Katherine, our first Governor Phillip scholar, emigrated from China to Australia with her parents at the age of 8.  She attended Presbyterian Ladies’ College, Sydney.  She was an adjudicator on the high school debate circuit and was involved in Sydney University Law Society’s Juvenile Justice mentoring Program which was designed to offer young students the opportunity to mentor young residents at juvenile centres.  Katherine chose to study abroad at Chicago University.
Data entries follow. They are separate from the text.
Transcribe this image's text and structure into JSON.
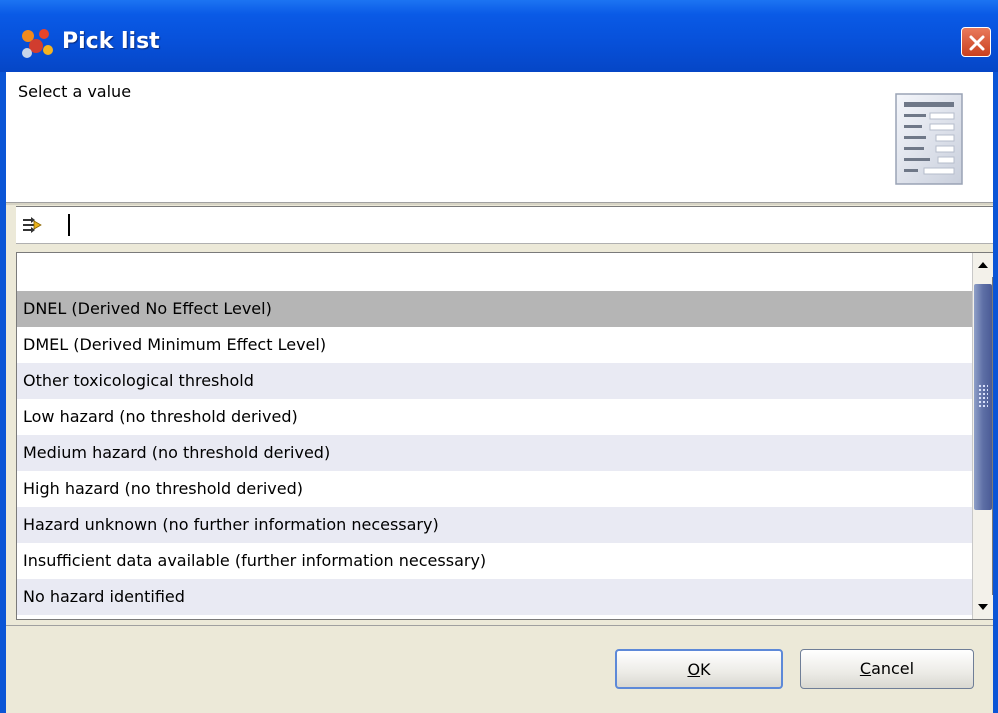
{
  "window": {
    "title": "Pick list",
    "close_icon": "close-icon"
  },
  "header": {
    "prompt": "Select a value",
    "icon": "list-document-icon"
  },
  "filter": {
    "icon": "filter-arrows-icon",
    "value": "",
    "placeholder": ""
  },
  "list": {
    "selected_index": 1,
    "items": [
      {
        "label": ""
      },
      {
        "label": "DNEL (Derived No Effect Level)"
      },
      {
        "label": "DMEL (Derived Minimum Effect Level)"
      },
      {
        "label": "Other toxicological threshold"
      },
      {
        "label": "Low hazard (no threshold derived)"
      },
      {
        "label": "Medium hazard (no threshold derived)"
      },
      {
        "label": "High hazard (no threshold derived)"
      },
      {
        "label": "Hazard unknown (no further information necessary)"
      },
      {
        "label": "Insufficient data available (further information necessary)"
      },
      {
        "label": "No hazard identified"
      }
    ]
  },
  "buttons": {
    "ok_mnemonic": "O",
    "ok_rest": "K",
    "cancel_mnemonic": "C",
    "cancel_rest": "ancel"
  },
  "colors": {
    "titlebar": "#0750d9",
    "selected_row": "#b5b5b5",
    "alt_row": "#e9eaf3",
    "scroll_thumb": "#5e6fa6"
  }
}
She completed a double-major in economics and political science, graduating as a Student Marshall with honours in political science.   This distinction, created in 1895, is bestowed by the President of the University on the basis of a student’s academic performance and their involvement in and contribution to the campus community.
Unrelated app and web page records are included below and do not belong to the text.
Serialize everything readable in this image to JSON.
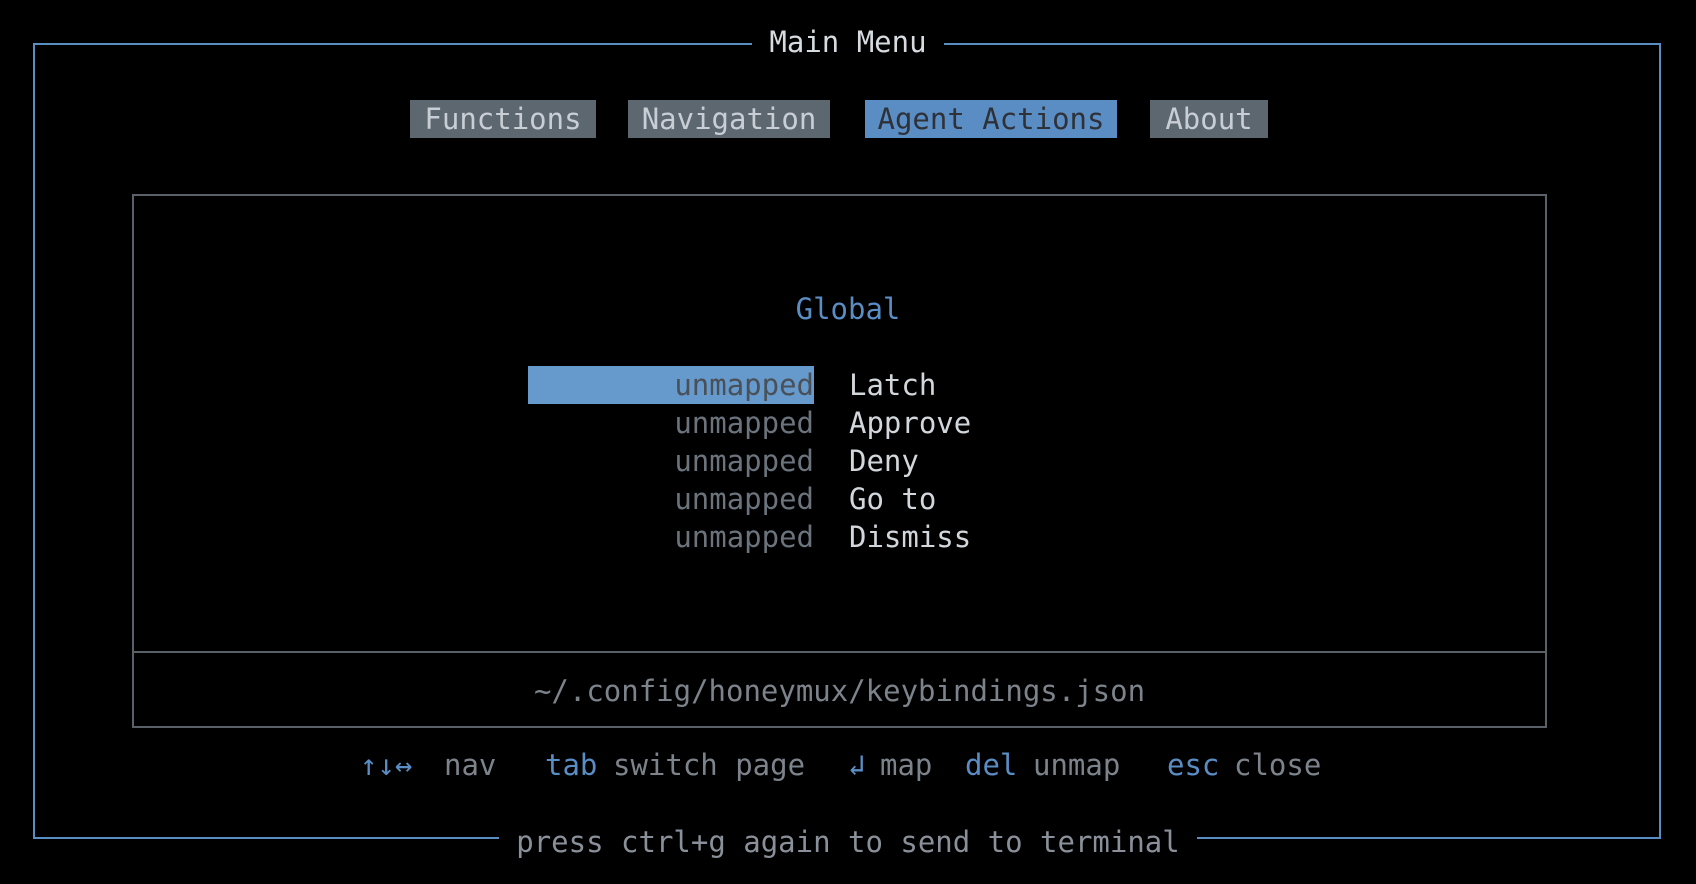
{
  "window": {
    "title": "Main Menu",
    "footer": "press ctrl+g again to send to terminal"
  },
  "tabs": [
    {
      "label": "Functions",
      "active": false
    },
    {
      "label": "Navigation",
      "active": false
    },
    {
      "label": "Agent Actions",
      "active": true
    },
    {
      "label": "About",
      "active": false
    }
  ],
  "section": {
    "title": "Global"
  },
  "bindings": [
    {
      "key": "unmapped",
      "action": "Latch",
      "selected": true
    },
    {
      "key": "unmapped",
      "action": "Approve",
      "selected": false
    },
    {
      "key": "unmapped",
      "action": "Deny",
      "selected": false
    },
    {
      "key": "unmapped",
      "action": "Go to",
      "selected": false
    },
    {
      "key": "unmapped",
      "action": "Dismiss",
      "selected": false
    }
  ],
  "config_path": "~/.config/honeymux/keybindings.json",
  "help": [
    {
      "key": "↑↓↔",
      "desc": "nav"
    },
    {
      "key": "tab",
      "desc": "switch page"
    },
    {
      "key": "↲",
      "desc": "map"
    },
    {
      "key": "del",
      "desc": "unmap"
    },
    {
      "key": "esc",
      "desc": "close"
    }
  ],
  "colors": {
    "accent": "#5b8dc5",
    "selection": "#6699cc",
    "tab_inactive": "#5d6770",
    "background": "#000000",
    "muted_text": "#7d838b"
  }
}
Katherine is interested in international law and intergovernmental arbitration and has interned for the International Criminal Court in the Hague.  In her free time, she was involved in student government, and occasionally writes on fashion and culture.  Katherine will be pursuing an MPhil in Political Theory at Oxford and hopes to develop her understanding of transnational legal structures, and the moral obligations of international actors.
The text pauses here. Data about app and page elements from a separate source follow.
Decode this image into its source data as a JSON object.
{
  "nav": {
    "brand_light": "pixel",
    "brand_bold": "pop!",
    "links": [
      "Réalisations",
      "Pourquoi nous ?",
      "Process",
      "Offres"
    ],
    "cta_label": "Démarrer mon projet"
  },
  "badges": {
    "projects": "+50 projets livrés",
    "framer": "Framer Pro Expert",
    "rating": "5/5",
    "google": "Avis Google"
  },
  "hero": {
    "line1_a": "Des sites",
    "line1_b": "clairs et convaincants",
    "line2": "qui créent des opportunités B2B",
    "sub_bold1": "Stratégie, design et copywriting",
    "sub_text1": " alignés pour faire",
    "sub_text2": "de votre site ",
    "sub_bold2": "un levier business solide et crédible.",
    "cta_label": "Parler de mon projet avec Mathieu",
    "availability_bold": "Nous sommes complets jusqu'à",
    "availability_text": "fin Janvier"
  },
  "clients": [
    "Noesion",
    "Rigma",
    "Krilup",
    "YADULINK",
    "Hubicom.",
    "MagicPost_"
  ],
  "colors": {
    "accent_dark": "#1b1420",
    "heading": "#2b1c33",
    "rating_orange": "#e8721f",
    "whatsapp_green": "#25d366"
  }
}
Katherine’s M Phil thesis will focus on the way in which the moral principles are reflected in transnational institutions despite manifest difficulties in international context. This most appropriately reflects Arthur Phillip’s own humane concerns for the ethical underpinnings of governance and law at the very foundation of modern Australia, at the farthest corner of the earth.